Could you give the listing again exactly, without its pictures?

Records to use:

──────────

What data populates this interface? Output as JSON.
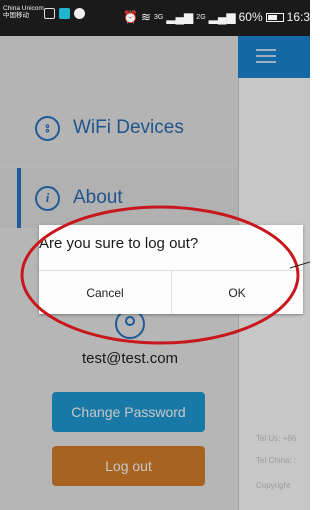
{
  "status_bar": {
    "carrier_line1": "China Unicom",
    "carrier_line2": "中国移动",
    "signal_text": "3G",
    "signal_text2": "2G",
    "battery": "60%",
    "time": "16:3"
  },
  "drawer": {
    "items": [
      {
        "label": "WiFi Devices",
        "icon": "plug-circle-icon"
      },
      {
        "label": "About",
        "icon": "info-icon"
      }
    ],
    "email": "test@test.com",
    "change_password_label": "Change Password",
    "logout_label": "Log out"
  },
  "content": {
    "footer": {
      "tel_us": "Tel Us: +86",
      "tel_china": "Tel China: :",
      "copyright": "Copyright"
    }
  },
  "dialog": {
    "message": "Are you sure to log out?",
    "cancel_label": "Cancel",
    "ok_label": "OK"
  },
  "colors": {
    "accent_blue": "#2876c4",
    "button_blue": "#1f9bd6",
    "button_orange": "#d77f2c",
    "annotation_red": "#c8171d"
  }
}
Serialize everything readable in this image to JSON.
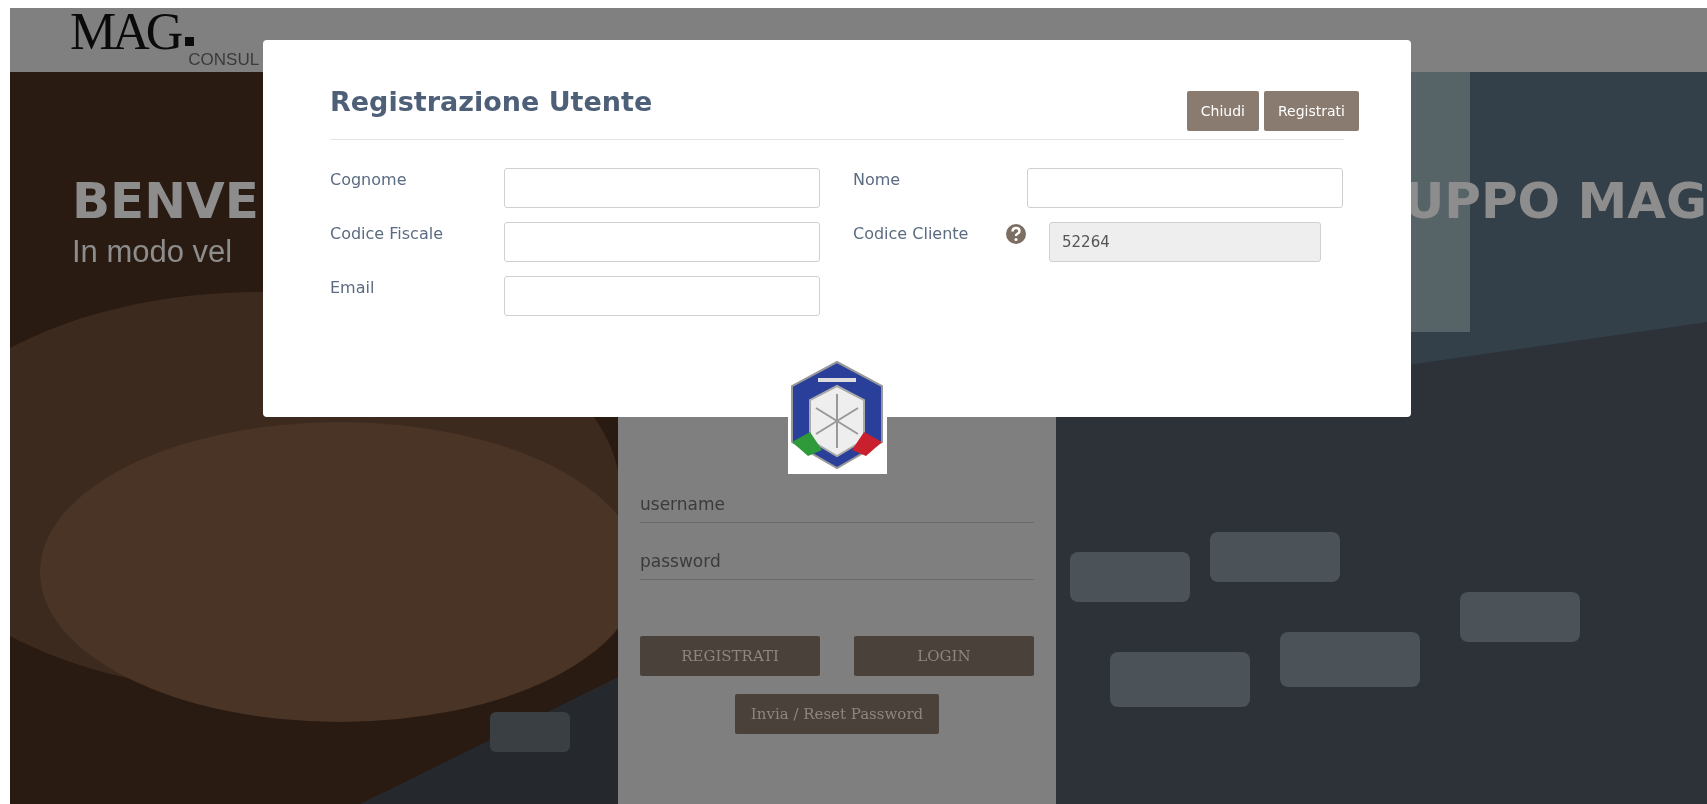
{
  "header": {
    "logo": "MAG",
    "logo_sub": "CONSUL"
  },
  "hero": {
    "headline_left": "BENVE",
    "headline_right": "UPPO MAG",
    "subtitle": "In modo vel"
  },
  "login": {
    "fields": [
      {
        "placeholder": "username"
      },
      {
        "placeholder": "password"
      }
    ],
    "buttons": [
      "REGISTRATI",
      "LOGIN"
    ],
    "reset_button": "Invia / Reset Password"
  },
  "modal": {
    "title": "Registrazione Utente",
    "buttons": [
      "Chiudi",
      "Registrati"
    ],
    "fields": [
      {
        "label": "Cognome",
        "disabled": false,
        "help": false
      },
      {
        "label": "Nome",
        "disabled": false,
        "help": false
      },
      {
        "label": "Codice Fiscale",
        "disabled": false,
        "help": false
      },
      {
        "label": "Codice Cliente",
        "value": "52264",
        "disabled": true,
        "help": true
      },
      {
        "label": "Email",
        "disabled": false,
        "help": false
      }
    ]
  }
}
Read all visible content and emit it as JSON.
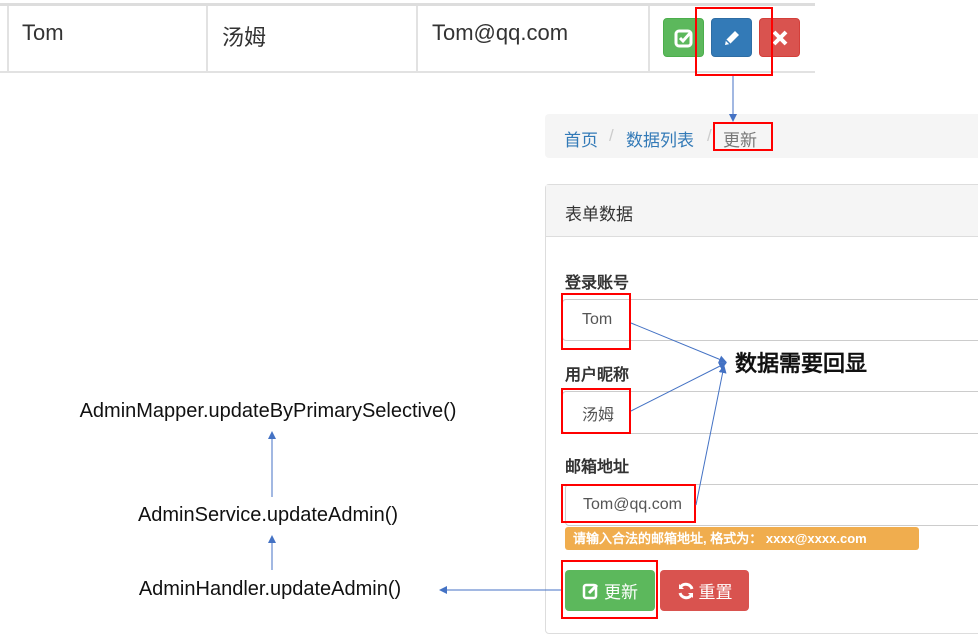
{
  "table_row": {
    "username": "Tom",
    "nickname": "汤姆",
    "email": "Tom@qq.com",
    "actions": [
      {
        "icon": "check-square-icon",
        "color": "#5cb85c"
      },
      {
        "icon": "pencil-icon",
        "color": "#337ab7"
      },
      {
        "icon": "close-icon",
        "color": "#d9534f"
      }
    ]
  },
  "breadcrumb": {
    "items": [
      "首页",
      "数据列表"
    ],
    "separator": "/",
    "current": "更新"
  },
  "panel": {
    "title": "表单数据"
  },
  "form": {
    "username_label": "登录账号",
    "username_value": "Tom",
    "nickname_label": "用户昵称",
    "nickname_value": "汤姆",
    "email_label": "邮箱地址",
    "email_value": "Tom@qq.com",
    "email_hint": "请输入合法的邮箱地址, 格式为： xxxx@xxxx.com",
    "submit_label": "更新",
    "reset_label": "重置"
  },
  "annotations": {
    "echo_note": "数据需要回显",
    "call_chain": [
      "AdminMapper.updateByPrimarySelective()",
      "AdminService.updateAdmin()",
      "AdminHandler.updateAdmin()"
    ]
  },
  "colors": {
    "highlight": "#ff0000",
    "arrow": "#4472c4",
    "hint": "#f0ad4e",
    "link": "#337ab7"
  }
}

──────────

Exercise answer:
What data populates this interface? Output as JSON.
{
  "status_bar": {
    "carrier_line1": "China Unicom",
    "carrier_line2": "中国移动",
    "signal_text": "3G",
    "signal_text2": "2G",
    "battery": "60%",
    "time": "16:3"
  },
  "drawer": {
    "items": [
      {
        "label": "WiFi Devices",
        "icon": "plug-circle-icon"
      },
      {
        "label": "About",
        "icon": "info-icon"
      }
    ],
    "email": "test@test.com",
    "change_password_label": "Change Password",
    "logout_label": "Log out"
  },
  "content": {
    "footer": {
      "tel_us": "Tel Us: +86",
      "tel_china": "Tel China: :",
      "copyright": "Copyright"
    }
  },
  "dialog": {
    "message": "Are you sure to log out?",
    "cancel_label": "Cancel",
    "ok_label": "OK"
  },
  "colors": {
    "accent_blue": "#2876c4",
    "button_blue": "#1f9bd6",
    "button_orange": "#d77f2c",
    "annotation_red": "#c8171d"
  }
}
Serialize everything readable in this image to JSON.
{
  "header": {
    "logo": "MAG",
    "logo_sub": "CONSUL"
  },
  "hero": {
    "headline_left": "BENVE",
    "headline_right": "UPPO MAG",
    "subtitle": "In modo vel"
  },
  "login": {
    "fields": [
      {
        "placeholder": "username"
      },
      {
        "placeholder": "password"
      }
    ],
    "buttons": [
      "REGISTRATI",
      "LOGIN"
    ],
    "reset_button": "Invia / Reset Password"
  },
  "modal": {
    "title": "Registrazione Utente",
    "buttons": [
      "Chiudi",
      "Registrati"
    ],
    "fields": [
      {
        "label": "Cognome",
        "disabled": false,
        "help": false
      },
      {
        "label": "Nome",
        "disabled": false,
        "help": false
      },
      {
        "label": "Codice Fiscale",
        "disabled": false,
        "help": false
      },
      {
        "label": "Codice Cliente",
        "value": "52264",
        "disabled": true,
        "help": true
      },
      {
        "label": "Email",
        "disabled": false,
        "help": false
      }
    ]
  }
}
Read all visible content and emit it as JSON.
{
  "table_row": {
    "username": "Tom",
    "nickname": "汤姆",
    "email": "Tom@qq.com",
    "actions": [
      {
        "icon": "check-square-icon",
        "color": "#5cb85c"
      },
      {
        "icon": "pencil-icon",
        "color": "#337ab7"
      },
      {
        "icon": "close-icon",
        "color": "#d9534f"
      }
    ]
  },
  "breadcrumb": {
    "items": [
      "首页",
      "数据列表"
    ],
    "separator": "/",
    "current": "更新"
  },
  "panel": {
    "title": "表单数据"
  },
  "form": {
    "username_label": "登录账号",
    "username_value": "Tom",
    "nickname_label": "用户昵称",
    "nickname_value": "汤姆",
    "email_label": "邮箱地址",
    "email_value": "Tom@qq.com",
    "email_hint": "请输入合法的邮箱地址, 格式为： xxxx@xxxx.com",
    "submit_label": "更新",
    "reset_label": "重置"
  },
  "annotations": {
    "echo_note": "数据需要回显",
    "call_chain": [
      "AdminMapper.updateByPrimarySelective()",
      "AdminService.updateAdmin()",
      "AdminHandler.updateAdmin()"
    ]
  },
  "colors": {
    "highlight": "#ff0000",
    "arrow": "#4472c4",
    "hint": "#f0ad4e",
    "link": "#337ab7"
  }
}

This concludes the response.